━━━ Supplied entries ━━━

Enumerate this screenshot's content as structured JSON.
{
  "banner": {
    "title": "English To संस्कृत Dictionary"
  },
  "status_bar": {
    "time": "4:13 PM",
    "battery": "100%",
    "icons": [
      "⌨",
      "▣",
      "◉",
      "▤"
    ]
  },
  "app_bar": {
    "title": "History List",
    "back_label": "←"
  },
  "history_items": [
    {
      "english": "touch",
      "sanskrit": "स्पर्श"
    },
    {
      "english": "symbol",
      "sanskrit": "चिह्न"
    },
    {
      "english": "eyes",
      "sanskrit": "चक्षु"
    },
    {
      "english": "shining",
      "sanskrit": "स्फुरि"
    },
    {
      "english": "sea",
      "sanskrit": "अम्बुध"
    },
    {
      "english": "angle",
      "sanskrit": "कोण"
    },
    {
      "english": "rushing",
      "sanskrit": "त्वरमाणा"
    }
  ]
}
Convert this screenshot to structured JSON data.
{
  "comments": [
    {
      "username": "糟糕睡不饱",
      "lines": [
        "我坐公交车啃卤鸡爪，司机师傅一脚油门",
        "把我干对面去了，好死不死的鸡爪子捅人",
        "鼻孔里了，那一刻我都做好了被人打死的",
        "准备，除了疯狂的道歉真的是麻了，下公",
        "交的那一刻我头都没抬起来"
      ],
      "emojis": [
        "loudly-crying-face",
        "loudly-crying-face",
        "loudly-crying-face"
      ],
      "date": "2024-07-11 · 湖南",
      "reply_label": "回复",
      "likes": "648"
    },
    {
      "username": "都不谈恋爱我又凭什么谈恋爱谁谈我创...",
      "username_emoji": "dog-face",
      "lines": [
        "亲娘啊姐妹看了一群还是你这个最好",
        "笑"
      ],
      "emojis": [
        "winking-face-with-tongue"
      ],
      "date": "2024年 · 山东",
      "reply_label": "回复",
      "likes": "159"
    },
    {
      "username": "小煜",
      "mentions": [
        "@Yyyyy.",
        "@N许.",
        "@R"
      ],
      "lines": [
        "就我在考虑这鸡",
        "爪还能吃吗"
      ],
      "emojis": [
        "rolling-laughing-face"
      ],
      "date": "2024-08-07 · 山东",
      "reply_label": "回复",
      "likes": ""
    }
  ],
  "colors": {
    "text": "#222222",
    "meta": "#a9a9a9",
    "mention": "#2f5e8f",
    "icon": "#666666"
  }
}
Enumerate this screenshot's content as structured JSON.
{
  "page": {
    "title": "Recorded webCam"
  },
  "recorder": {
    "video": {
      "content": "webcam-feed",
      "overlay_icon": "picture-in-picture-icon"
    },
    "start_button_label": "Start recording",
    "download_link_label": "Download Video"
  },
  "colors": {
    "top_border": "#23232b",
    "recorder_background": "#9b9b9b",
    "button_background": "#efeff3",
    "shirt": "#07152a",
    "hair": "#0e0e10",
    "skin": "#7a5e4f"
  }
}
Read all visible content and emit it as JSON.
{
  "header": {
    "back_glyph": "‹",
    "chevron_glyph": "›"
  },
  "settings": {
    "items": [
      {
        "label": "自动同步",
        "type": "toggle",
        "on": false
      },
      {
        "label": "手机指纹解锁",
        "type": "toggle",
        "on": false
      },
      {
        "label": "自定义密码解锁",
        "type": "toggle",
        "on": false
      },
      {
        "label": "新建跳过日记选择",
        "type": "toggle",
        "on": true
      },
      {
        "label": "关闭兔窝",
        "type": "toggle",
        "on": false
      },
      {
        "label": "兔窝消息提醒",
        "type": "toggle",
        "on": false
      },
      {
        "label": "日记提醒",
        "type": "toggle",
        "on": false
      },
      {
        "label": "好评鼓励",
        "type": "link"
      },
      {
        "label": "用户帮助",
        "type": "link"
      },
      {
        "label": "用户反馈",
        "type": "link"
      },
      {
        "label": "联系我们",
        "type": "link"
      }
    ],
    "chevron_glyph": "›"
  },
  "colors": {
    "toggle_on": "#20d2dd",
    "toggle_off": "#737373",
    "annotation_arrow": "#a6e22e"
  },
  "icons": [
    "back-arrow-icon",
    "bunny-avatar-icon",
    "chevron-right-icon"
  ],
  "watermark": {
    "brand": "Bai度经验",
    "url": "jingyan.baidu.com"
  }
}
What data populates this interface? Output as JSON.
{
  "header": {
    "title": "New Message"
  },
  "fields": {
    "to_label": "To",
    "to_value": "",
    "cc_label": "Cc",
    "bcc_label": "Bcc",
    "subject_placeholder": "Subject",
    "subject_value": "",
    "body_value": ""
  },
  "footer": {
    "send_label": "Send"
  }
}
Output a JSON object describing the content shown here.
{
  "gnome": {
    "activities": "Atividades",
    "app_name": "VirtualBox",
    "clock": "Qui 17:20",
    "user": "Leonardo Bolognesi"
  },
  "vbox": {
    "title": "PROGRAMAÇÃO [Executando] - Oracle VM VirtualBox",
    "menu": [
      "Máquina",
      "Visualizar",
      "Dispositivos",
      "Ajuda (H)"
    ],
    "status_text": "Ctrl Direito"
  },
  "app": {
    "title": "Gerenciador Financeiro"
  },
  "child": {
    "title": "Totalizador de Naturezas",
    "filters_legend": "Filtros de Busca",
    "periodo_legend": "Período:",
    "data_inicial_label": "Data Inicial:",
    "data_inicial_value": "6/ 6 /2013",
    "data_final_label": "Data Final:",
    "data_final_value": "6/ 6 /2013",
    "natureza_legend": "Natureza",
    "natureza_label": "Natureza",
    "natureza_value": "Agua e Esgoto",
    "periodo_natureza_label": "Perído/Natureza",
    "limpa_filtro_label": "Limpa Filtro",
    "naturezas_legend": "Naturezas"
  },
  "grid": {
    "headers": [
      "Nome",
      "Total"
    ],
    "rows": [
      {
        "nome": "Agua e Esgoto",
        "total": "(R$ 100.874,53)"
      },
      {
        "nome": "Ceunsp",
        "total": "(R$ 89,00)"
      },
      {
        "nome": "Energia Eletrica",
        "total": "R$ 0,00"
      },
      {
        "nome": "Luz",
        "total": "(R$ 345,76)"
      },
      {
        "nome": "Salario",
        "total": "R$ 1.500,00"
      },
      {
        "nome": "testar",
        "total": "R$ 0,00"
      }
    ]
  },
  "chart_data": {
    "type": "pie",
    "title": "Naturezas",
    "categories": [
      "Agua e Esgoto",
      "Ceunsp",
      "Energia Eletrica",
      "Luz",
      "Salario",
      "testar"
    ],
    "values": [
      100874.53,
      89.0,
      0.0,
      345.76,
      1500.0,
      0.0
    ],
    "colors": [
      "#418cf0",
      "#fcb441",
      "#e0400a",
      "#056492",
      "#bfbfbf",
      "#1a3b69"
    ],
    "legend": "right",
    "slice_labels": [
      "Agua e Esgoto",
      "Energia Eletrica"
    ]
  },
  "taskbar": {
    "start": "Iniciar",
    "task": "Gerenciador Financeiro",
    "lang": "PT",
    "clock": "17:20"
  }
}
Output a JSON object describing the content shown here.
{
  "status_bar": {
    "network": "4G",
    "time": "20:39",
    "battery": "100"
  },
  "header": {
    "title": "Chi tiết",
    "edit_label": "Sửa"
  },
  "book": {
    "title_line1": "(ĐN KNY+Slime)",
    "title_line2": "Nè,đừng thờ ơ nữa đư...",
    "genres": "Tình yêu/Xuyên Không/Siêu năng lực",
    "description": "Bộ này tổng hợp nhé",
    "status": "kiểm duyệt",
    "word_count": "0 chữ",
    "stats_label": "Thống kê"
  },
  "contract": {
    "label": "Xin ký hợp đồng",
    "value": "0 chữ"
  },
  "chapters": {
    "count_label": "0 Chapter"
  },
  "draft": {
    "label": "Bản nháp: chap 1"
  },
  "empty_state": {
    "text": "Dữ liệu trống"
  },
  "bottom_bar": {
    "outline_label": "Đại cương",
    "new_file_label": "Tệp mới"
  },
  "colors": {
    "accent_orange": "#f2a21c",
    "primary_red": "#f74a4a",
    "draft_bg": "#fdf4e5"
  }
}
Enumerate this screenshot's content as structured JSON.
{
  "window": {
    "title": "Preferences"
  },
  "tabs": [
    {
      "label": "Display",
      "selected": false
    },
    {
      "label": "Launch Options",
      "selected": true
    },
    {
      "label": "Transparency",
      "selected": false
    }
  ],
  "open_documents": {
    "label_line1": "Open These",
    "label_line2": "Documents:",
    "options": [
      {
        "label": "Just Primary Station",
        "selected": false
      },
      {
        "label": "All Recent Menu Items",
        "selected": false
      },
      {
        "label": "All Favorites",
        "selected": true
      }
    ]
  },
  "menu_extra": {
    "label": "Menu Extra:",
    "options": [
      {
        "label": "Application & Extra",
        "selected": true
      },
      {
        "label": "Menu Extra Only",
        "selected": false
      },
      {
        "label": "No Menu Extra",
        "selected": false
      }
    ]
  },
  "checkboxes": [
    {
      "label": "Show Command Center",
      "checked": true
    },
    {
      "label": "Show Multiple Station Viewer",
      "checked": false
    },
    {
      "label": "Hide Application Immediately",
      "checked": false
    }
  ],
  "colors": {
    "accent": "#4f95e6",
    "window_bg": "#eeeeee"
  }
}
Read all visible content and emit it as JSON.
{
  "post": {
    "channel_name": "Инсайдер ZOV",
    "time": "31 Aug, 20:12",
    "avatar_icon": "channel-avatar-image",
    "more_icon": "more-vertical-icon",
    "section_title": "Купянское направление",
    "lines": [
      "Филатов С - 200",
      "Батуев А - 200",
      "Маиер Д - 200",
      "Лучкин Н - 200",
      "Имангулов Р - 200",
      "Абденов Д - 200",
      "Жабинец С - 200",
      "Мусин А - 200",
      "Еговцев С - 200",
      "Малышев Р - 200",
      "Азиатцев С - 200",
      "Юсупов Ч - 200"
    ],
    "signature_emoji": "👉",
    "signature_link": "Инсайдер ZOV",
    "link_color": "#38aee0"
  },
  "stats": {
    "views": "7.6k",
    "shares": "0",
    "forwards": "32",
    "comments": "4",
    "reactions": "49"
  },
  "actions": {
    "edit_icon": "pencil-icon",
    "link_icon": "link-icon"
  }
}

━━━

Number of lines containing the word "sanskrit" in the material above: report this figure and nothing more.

## Answer to this exercise
7